= Activity =
Each record should be set down again so that it matches the original exactly.

= Information provided =
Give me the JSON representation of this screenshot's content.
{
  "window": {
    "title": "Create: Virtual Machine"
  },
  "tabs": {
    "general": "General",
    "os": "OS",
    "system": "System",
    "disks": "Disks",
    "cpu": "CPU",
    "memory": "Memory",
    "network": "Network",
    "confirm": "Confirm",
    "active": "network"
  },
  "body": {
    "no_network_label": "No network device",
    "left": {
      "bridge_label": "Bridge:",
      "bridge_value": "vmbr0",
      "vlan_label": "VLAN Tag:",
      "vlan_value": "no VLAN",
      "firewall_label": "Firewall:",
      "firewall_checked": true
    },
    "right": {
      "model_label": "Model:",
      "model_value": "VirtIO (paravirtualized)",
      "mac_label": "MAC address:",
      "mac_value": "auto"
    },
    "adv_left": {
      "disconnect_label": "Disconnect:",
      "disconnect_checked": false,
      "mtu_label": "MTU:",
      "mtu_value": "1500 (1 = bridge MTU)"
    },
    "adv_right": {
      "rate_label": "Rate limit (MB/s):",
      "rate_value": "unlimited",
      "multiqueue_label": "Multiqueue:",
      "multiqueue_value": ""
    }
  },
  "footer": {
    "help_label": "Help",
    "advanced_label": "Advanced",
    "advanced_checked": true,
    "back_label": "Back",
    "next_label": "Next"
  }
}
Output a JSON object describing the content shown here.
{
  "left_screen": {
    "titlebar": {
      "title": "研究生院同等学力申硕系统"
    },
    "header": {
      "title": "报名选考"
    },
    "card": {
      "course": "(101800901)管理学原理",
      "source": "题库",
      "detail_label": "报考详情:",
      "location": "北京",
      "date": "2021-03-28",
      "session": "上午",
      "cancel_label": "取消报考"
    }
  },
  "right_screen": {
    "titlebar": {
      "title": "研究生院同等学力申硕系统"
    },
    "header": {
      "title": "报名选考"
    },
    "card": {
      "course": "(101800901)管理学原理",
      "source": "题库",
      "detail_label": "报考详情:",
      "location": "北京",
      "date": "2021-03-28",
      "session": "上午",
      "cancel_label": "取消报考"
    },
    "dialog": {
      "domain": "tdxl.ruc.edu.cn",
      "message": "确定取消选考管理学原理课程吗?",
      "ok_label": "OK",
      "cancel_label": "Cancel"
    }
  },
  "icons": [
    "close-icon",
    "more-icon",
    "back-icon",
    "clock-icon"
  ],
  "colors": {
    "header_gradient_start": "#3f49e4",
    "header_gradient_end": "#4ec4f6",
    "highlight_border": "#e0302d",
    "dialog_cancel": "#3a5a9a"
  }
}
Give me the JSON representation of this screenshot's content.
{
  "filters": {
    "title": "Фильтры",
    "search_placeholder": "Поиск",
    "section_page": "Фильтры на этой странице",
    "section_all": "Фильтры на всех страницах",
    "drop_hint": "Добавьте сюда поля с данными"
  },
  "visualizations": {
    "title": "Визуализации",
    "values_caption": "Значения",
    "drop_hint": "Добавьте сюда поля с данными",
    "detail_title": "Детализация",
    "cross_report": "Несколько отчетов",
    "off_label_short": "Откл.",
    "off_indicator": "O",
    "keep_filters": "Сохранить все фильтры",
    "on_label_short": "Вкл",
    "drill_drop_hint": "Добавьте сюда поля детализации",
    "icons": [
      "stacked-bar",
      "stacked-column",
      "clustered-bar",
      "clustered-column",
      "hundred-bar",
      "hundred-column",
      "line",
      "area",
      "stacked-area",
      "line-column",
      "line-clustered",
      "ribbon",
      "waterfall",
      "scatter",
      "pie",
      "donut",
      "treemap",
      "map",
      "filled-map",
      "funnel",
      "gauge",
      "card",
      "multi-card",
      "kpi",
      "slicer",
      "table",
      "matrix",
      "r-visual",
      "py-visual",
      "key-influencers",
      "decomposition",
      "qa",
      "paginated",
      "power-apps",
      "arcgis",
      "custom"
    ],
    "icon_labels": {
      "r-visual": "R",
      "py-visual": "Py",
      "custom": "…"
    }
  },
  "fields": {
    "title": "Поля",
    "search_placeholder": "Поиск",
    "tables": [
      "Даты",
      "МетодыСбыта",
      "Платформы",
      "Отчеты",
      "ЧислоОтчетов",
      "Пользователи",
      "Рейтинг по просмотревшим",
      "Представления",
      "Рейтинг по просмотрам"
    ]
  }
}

= Solved problem =
Give me the JSON representation of this screenshot's content.
{
  "window": {
    "title": "Create: Virtual Machine"
  },
  "tabs": {
    "general": "General",
    "os": "OS",
    "system": "System",
    "disks": "Disks",
    "cpu": "CPU",
    "memory": "Memory",
    "network": "Network",
    "confirm": "Confirm",
    "active": "network"
  },
  "body": {
    "no_network_label": "No network device",
    "left": {
      "bridge_label": "Bridge:",
      "bridge_value": "vmbr0",
      "vlan_label": "VLAN Tag:",
      "vlan_value": "no VLAN",
      "firewall_label": "Firewall:",
      "firewall_checked": true
    },
    "right": {
      "model_label": "Model:",
      "model_value": "VirtIO (paravirtualized)",
      "mac_label": "MAC address:",
      "mac_value": "auto"
    },
    "adv_left": {
      "disconnect_label": "Disconnect:",
      "disconnect_checked": false,
      "mtu_label": "MTU:",
      "mtu_value": "1500 (1 = bridge MTU)"
    },
    "adv_right": {
      "rate_label": "Rate limit (MB/s):",
      "rate_value": "unlimited",
      "multiqueue_label": "Multiqueue:",
      "multiqueue_value": ""
    }
  },
  "footer": {
    "help_label": "Help",
    "advanced_label": "Advanced",
    "advanced_checked": true,
    "back_label": "Back",
    "next_label": "Next"
  }
}
Output a JSON object describing the content shown here.
{
  "left_screen": {
    "titlebar": {
      "title": "研究生院同等学力申硕系统"
    },
    "header": {
      "title": "报名选考"
    },
    "card": {
      "course": "(101800901)管理学原理",
      "source": "题库",
      "detail_label": "报考详情:",
      "location": "北京",
      "date": "2021-03-28",
      "session": "上午",
      "cancel_label": "取消报考"
    }
  },
  "right_screen": {
    "titlebar": {
      "title": "研究生院同等学力申硕系统"
    },
    "header": {
      "title": "报名选考"
    },
    "card": {
      "course": "(101800901)管理学原理",
      "source": "题库",
      "detail_label": "报考详情:",
      "location": "北京",
      "date": "2021-03-28",
      "session": "上午",
      "cancel_label": "取消报考"
    },
    "dialog": {
      "domain": "tdxl.ruc.edu.cn",
      "message": "确定取消选考管理学原理课程吗?",
      "ok_label": "OK",
      "cancel_label": "Cancel"
    }
  },
  "icons": [
    "close-icon",
    "more-icon",
    "back-icon",
    "clock-icon"
  ],
  "colors": {
    "header_gradient_start": "#3f49e4",
    "header_gradient_end": "#4ec4f6",
    "highlight_border": "#e0302d",
    "dialog_cancel": "#3a5a9a"
  }
}
Give me the JSON representation of this screenshot's content.
{
  "filters": {
    "title": "Фильтры",
    "search_placeholder": "Поиск",
    "section_page": "Фильтры на этой странице",
    "section_all": "Фильтры на всех страницах",
    "drop_hint": "Добавьте сюда поля с данными"
  },
  "visualizations": {
    "title": "Визуализации",
    "values_caption": "Значения",
    "drop_hint": "Добавьте сюда поля с данными",
    "detail_title": "Детализация",
    "cross_report": "Несколько отчетов",
    "off_label_short": "Откл.",
    "off_indicator": "O",
    "keep_filters": "Сохранить все фильтры",
    "on_label_short": "Вкл",
    "drill_drop_hint": "Добавьте сюда поля детализации",
    "icons": [
      "stacked-bar",
      "stacked-column",
      "clustered-bar",
      "clustered-column",
      "hundred-bar",
      "hundred-column",
      "line",
      "area",
      "stacked-area",
      "line-column",
      "line-clustered",
      "ribbon",
      "waterfall",
      "scatter",
      "pie",
      "donut",
      "treemap",
      "map",
      "filled-map",
      "funnel",
      "gauge",
      "card",
      "multi-card",
      "kpi",
      "slicer",
      "table",
      "matrix",
      "r-visual",
      "py-visual",
      "key-influencers",
      "decomposition",
      "qa",
      "paginated",
      "power-apps",
      "arcgis",
      "custom"
    ],
    "icon_labels": {
      "r-visual": "R",
      "py-visual": "Py",
      "custom": "…"
    }
  },
  "fields": {
    "title": "Поля",
    "search_placeholder": "Поиск",
    "tables": [
      "Даты",
      "МетодыСбыта",
      "Платформы",
      "Отчеты",
      "ЧислоОтчетов",
      "Пользователи",
      "Рейтинг по просмотревшим",
      "Представления",
      "Рейтинг по просмотрам"
    ]
  }
}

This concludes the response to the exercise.